“Actually” gasped the fighter, foolishly “I was looking for you.”
This seemed to amuse the demon. “Well, you should not have come alone. But no matter, there is no army of men that could withstand my wrath.
He was broken. Over matched. He began to sink to the ground. His soul began to push out of his body, he gasped trying to hold it in. Then it went black.

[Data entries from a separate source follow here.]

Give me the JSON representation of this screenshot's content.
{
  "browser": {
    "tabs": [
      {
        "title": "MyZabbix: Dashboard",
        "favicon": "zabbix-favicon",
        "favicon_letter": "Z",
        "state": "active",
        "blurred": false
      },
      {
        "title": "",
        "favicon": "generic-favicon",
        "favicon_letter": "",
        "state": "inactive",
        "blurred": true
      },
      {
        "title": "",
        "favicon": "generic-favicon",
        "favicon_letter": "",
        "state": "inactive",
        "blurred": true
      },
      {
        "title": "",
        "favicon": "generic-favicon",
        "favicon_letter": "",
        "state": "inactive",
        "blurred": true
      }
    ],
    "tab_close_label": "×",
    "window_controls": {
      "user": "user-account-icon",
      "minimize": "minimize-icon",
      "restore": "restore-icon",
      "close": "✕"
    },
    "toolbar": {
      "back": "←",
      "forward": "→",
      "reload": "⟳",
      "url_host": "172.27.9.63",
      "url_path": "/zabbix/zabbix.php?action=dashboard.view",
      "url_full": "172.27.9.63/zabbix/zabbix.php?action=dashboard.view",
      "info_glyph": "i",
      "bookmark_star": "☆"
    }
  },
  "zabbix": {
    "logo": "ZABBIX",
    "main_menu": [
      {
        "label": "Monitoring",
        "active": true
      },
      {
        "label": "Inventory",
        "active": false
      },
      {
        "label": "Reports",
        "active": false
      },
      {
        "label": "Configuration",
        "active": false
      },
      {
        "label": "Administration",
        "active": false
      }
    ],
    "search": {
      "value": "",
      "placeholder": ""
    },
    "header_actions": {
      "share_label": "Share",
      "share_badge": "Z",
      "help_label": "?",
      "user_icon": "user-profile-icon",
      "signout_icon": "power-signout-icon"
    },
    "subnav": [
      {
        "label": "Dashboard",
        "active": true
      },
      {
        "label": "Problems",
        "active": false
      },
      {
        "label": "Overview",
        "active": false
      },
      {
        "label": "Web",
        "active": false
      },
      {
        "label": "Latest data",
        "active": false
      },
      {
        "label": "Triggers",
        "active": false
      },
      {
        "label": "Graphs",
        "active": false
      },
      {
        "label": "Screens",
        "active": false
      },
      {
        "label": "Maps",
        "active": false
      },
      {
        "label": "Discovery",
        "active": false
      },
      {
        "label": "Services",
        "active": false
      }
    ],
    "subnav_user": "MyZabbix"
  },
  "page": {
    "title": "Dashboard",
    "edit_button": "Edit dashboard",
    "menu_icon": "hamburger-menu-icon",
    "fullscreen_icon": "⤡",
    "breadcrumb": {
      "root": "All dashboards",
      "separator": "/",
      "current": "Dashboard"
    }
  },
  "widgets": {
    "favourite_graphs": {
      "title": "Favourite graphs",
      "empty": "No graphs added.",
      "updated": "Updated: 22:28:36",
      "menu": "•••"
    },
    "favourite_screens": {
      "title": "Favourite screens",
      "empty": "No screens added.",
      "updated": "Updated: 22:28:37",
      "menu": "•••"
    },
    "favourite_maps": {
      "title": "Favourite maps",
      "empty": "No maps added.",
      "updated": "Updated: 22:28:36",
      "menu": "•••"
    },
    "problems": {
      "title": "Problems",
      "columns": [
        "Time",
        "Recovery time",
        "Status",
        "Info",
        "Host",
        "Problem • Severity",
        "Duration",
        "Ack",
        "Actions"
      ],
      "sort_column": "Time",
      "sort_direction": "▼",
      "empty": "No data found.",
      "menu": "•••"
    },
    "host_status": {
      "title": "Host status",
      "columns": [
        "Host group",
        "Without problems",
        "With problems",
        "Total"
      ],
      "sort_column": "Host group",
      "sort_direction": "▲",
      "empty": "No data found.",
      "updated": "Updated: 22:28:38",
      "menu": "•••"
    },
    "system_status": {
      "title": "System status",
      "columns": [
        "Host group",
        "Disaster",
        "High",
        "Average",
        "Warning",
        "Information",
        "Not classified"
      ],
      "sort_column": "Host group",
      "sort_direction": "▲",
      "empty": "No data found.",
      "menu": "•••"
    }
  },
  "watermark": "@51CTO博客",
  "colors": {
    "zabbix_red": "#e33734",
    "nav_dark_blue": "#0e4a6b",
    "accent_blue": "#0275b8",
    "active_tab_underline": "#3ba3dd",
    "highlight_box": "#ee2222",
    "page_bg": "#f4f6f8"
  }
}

From deep inside him a memory stirred. His grandmother singing. A song that she had often sung when he was young. As song against the terror and darkness of the night. She had known only one verse, but she had sung it every night that he could remember. It gasped now from his cracked lips. The darkness trembled and shrank away. The demon howled, stooping to crush the fighter. Two men appeared in the mind of a the fighter, an old man with matted beard and hair, and blind warrior. “You should not fight demons alone.” the old man rebuked him. They stretched out their hands to him. The young fighter grabbed them.

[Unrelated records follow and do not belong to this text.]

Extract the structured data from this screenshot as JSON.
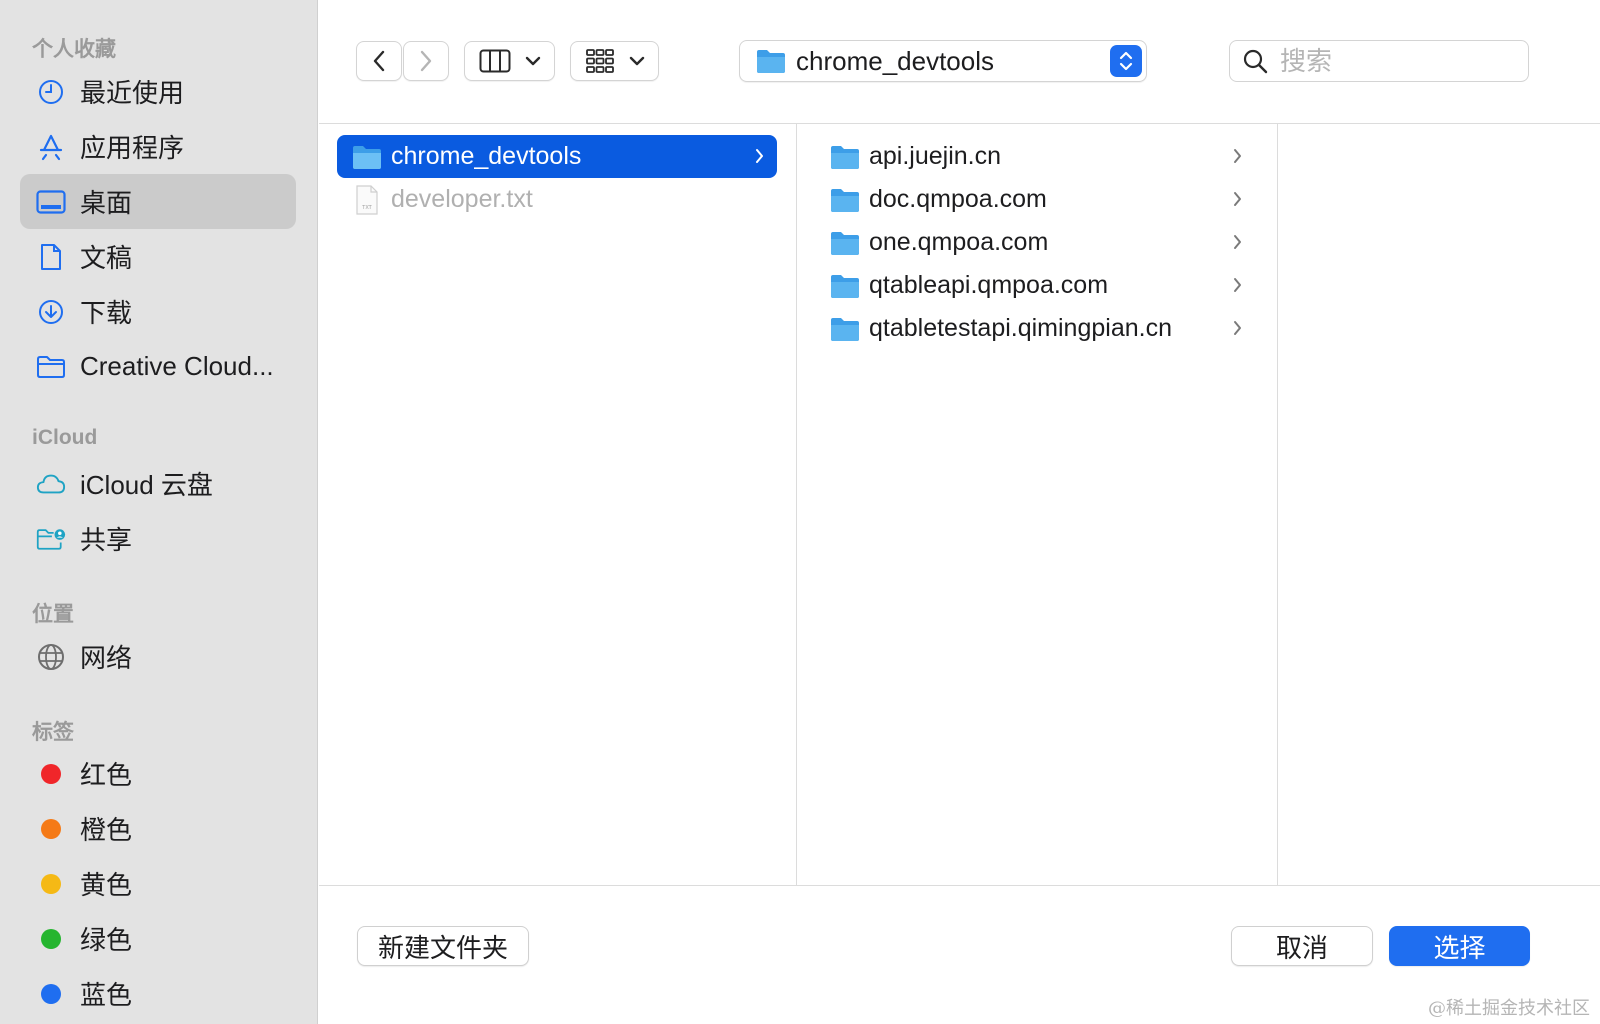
{
  "sidebar": {
    "sections": [
      {
        "title": "个人收藏"
      },
      {
        "title": "iCloud"
      },
      {
        "title": "位置"
      },
      {
        "title": "标签"
      }
    ],
    "favorites": [
      {
        "label": "最近使用",
        "icon": "clock-icon"
      },
      {
        "label": "应用程序",
        "icon": "app-store-icon"
      },
      {
        "label": "桌面",
        "icon": "desktop-icon",
        "selected": true
      },
      {
        "label": "文稿",
        "icon": "document-icon"
      },
      {
        "label": "下载",
        "icon": "download-icon"
      },
      {
        "label": "Creative Cloud...",
        "icon": "folder-icon"
      }
    ],
    "icloud": [
      {
        "label": "iCloud 云盘",
        "icon": "cloud-icon"
      },
      {
        "label": "共享",
        "icon": "shared-folder-icon"
      }
    ],
    "locations": [
      {
        "label": "网络",
        "icon": "globe-icon"
      }
    ],
    "tags": [
      {
        "label": "红色",
        "color": "#f0262a"
      },
      {
        "label": "橙色",
        "color": "#f57a16"
      },
      {
        "label": "黄色",
        "color": "#f5b915"
      },
      {
        "label": "绿色",
        "color": "#25b52f"
      },
      {
        "label": "蓝色",
        "color": "#1f6ef0"
      }
    ]
  },
  "toolbar": {
    "path_label": "chrome_devtools",
    "search_placeholder": "搜索"
  },
  "columns": {
    "col1": [
      {
        "label": "chrome_devtools",
        "type": "folder",
        "selected": true
      },
      {
        "label": "developer.txt",
        "type": "file",
        "dim": true
      }
    ],
    "col2": [
      {
        "label": "api.juejin.cn",
        "type": "folder"
      },
      {
        "label": "doc.qmpoa.com",
        "type": "folder"
      },
      {
        "label": "one.qmpoa.com",
        "type": "folder"
      },
      {
        "label": "qtableapi.qmpoa.com",
        "type": "folder"
      },
      {
        "label": "qtabletestapi.qimingpian.cn",
        "type": "folder"
      }
    ]
  },
  "footer": {
    "new_folder_label": "新建文件夹",
    "cancel_label": "取消",
    "choose_label": "选择"
  },
  "watermark": "@稀土掘金技术社区",
  "colors": {
    "accent": "#1f6ef0",
    "selection": "#0a5be0",
    "folder_blue": "#5ab4f0"
  }
}
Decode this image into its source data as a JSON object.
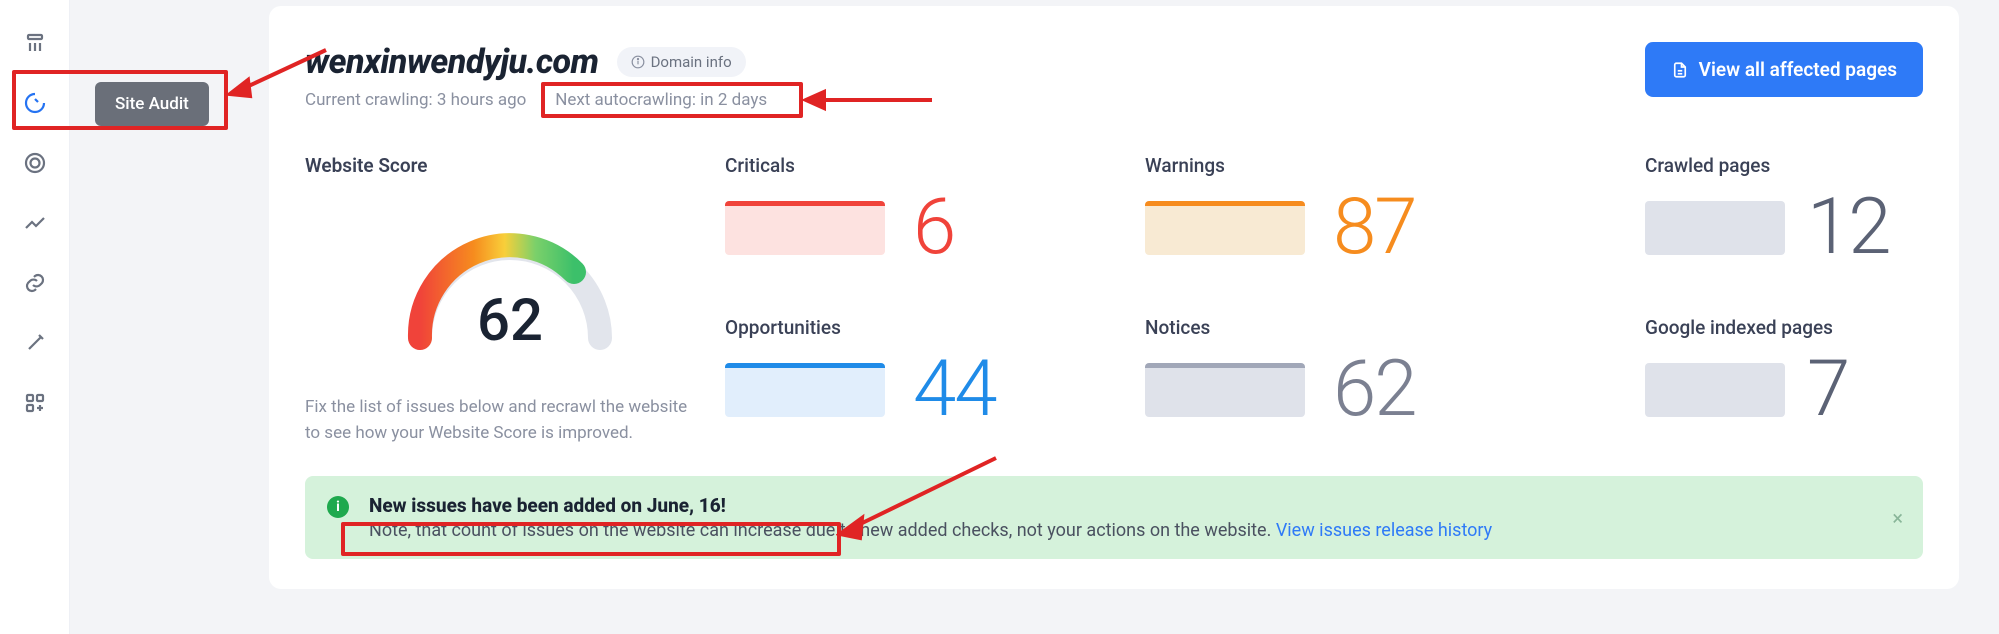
{
  "nav": {
    "tooltip": "Site Audit"
  },
  "header": {
    "domain": "wenxinwendyju.com",
    "domain_info_label": "Domain info",
    "current_crawl_label": "Current crawling:",
    "current_crawl_value": "3 hours ago",
    "next_crawl_label": "Next autocrawling:",
    "next_crawl_value": "in 2 days",
    "view_all_btn": "View all affected pages"
  },
  "metrics": {
    "criticals": {
      "label": "Criticals",
      "value": "6"
    },
    "warnings": {
      "label": "Warnings",
      "value": "87"
    },
    "opportunities": {
      "label": "Opportunities",
      "value": "44"
    },
    "notices": {
      "label": "Notices",
      "value": "62"
    },
    "score": {
      "label": "Website Score",
      "value": "62",
      "description": "Fix the list of issues below and recrawl the website to see how your Website Score is improved."
    },
    "crawled": {
      "label": "Crawled pages",
      "value": "12"
    },
    "indexed": {
      "label": "Google indexed pages",
      "value": "7"
    }
  },
  "banner": {
    "title": "New issues have been added on June, 16!",
    "text": "Note, that count of issues on the website can increase due to new added checks, not your actions on the website. ",
    "link": "View issues release history"
  },
  "chart_data": {
    "type": "gauge",
    "title": "Website Score",
    "value": 62,
    "min": 0,
    "max": 100,
    "segments": [
      {
        "range": [
          0,
          40
        ],
        "color": "#f0433a"
      },
      {
        "range": [
          40,
          55
        ],
        "color": "#f68c1e"
      },
      {
        "range": [
          55,
          70
        ],
        "color": "#f8cf3a"
      },
      {
        "range": [
          70,
          100
        ],
        "color": "#3cc06a"
      }
    ]
  }
}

His sword sang in the night again. This time it bit and it bit deep. Two fingers from the hand of the demon fell twitching to the earth. The shadow reared back and tightened. It became a monstrous snake, coiled and ready to strike. The fighter laughed shakily rising to his feet. “I need no army, but I am not alone. Come and die, beast of hell!”. A defiant roar. The snake struck and the fighter leapt to meet it, sword flashing, scattering the shadows. Again it bit deep. And the snake turned a great vulture, stooping and pecking. But the fighter was steadfast, with every clash his strength returned. With a shriek the great bird writhed and twisted. It became long and dark. Bigger and stronger. A dragon like none the earth had ever seen. Great and foul, it’s wings blotted out the stars and rained down stinking acid. Reaching deep inside, it called forth a blast of hell fire. Covering his face with his cloak, the fighter leaped to meet the flame with a deep yell, and plunged his blade deep into the demon’s jaws.

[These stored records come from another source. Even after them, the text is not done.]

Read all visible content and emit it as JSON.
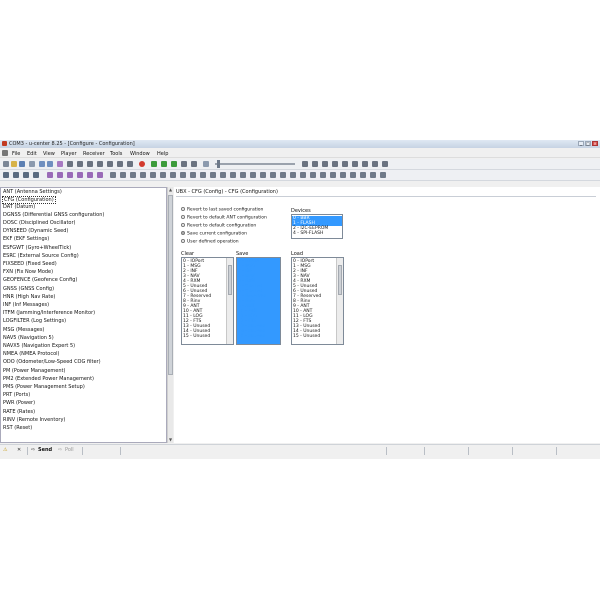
{
  "window": {
    "title": "COM3 - u-center 8.25 - [Configure - Configuration]",
    "menu": [
      "File",
      "Edit",
      "View",
      "Player",
      "Receiver",
      "Tools",
      "Window",
      "Help"
    ]
  },
  "messages": [
    "ANT (Antenna Settings)",
    "CFG (Configuration)",
    "DAT (Datum)",
    "DGNSS (Differential GNSS configuration)",
    "DOSC (Disciplined Oscillator)",
    "DYNSEED (Dynamic Seed)",
    "EKF (EKF Settings)",
    "ESFGWT (Gyro+WheelTick)",
    "ESRC (External Source Config)",
    "FIXSEED (Fixed Seed)",
    "FXN (Fix Now Mode)",
    "GEOFENCE (Geofence Config)",
    "GNSS (GNSS Config)",
    "HNR (High Nav Rate)",
    "INF (Inf Messages)",
    "ITFM (Jamming/Interference Monitor)",
    "LOGFILTER (Log Settings)",
    "MSG (Messages)",
    "NAV5 (Navigation 5)",
    "NAVX5 (Navigation Expert 5)",
    "NMEA (NMEA Protocol)",
    "ODO (Odometer/Low-Speed COG filter)",
    "PM (Power Management)",
    "PM2 (Extended Power Management)",
    "PMS (Power Management Setup)",
    "PRT (Ports)",
    "PWR (Power)",
    "RATE (Rates)",
    "RINV (Remote Inventory)",
    "RST (Reset)"
  ],
  "selected_message": "CFG (Configuration)",
  "panel": {
    "header": "UBX - CFG (Config) - CFG (Configuration)",
    "options": [
      "Revert to last saved configuration",
      "Revert to default ANT configuration",
      "Revert to default configuration",
      "Save current configuration",
      "User defined operation"
    ],
    "selected_option": "Save current configuration",
    "devices_label": "Devices",
    "devices": [
      "0 - BBR",
      "1 - FLASH",
      "2 - I2C-EEPROM",
      "4 - SPI-FLASH"
    ],
    "devices_selected": [
      "0 - BBR",
      "1 - FLASH"
    ],
    "clear_label": "Clear",
    "save_label": "Save",
    "load_label": "Load",
    "sections": [
      "0 - IOPort",
      "1 - MSG",
      "2 - INF",
      "3 - NAV",
      "4 - RXM",
      "5 - Unused",
      "6 - Unused",
      "7 - Reserved",
      "8 - Rinv",
      "9 - ANT",
      "10 - ANT",
      "11 - LOG",
      "12 - FTS",
      "13 - Unused",
      "14 - Unused",
      "15 - Unused"
    ]
  },
  "statusbar": {
    "send": "Send",
    "poll": "Poll"
  }
}
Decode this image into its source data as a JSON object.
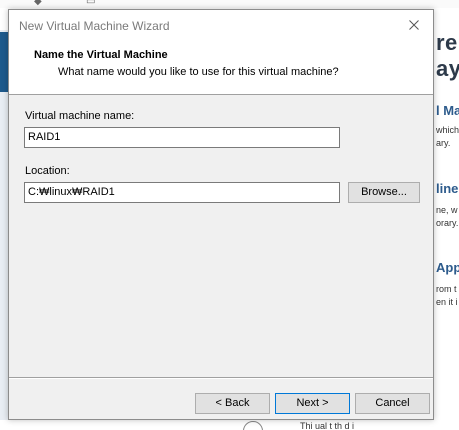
{
  "background": {
    "right_heading": "re",
    "right_heading2": "aye",
    "section1_title": "l Ma",
    "section1_line1": "which",
    "section1_line2": "ary.",
    "section2_title": "line",
    "section2_line1": "ne, w",
    "section2_line2": "orary.",
    "section3_title": "App",
    "section3_line1": "rom t",
    "section3_line2": "en it i",
    "bottom_text": "Thi   ual  t      th        d   i"
  },
  "dialog": {
    "title": "New Virtual Machine Wizard",
    "header_title": "Name the Virtual Machine",
    "header_subtitle": "What name would you like to use for this virtual machine?",
    "vm_name_label": "Virtual machine name:",
    "vm_name_value": "RAID1",
    "location_label": "Location:",
    "location_value": "C:₩linux₩RAID1",
    "browse_label": "Browse...",
    "back_label": "< Back",
    "next_label": "Next >",
    "cancel_label": "Cancel"
  },
  "icons": {
    "close": "close-icon"
  },
  "colors": {
    "title_text": "#7a7a7a",
    "dialog_bg": "#f0f0f0",
    "focus_border": "#0078d7",
    "bg_heading": "#2d5b8c"
  }
}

The demon screamed in agony, choking on it’s black blood. It tore the swamps apart in it’s death convulsions. The demon erupted into flame, and all the trees round about were crowned with fire. As if to show utter disdain, the skies began to pour down rain, and quench the fires.
The fighter stood up from the ground. He was weary, but stronger now. He smiled grimly, looking at the body of his fallen foe. Slowly he picked his way over the battlefield to retrieve his weapon. The blade was warped and twisted from the heat. The handle had been burned off the haft. Chuckling he stooped to pick it up reaching down with his left hand. For his right hand was withered and dead. The price paid for striking down an arch daemon. Raising his face into the sky, he let the rain soak his face and hair.
Stories tell of a hill deep in the swamp, burned and shattered by combat, and of a great demon that once haunted the bogs and fens. They speak of a night in summer when from afar it seemed that hell had opened it’s mouth and belched forth fear and fire. The stories all differ from one another, no one is sure what happened exactly. But one thing is the same in all the stories, atop the shattered hill buried in a great boulder is a twisted and misshapen sword. The sword that slew the demon. And when he hears these stories, the young left-handed warrior with a shriveled right hand, he smiles and says nothing. But in his heart, his grandmother’s song sings.
“In the darkness walk the demons,
In the shadow and fear of night.
Yet we fear them not,
We children of light and power.
For as strong as hell might be-
Heaven is stronger far.”
© Silouan Sautter 2013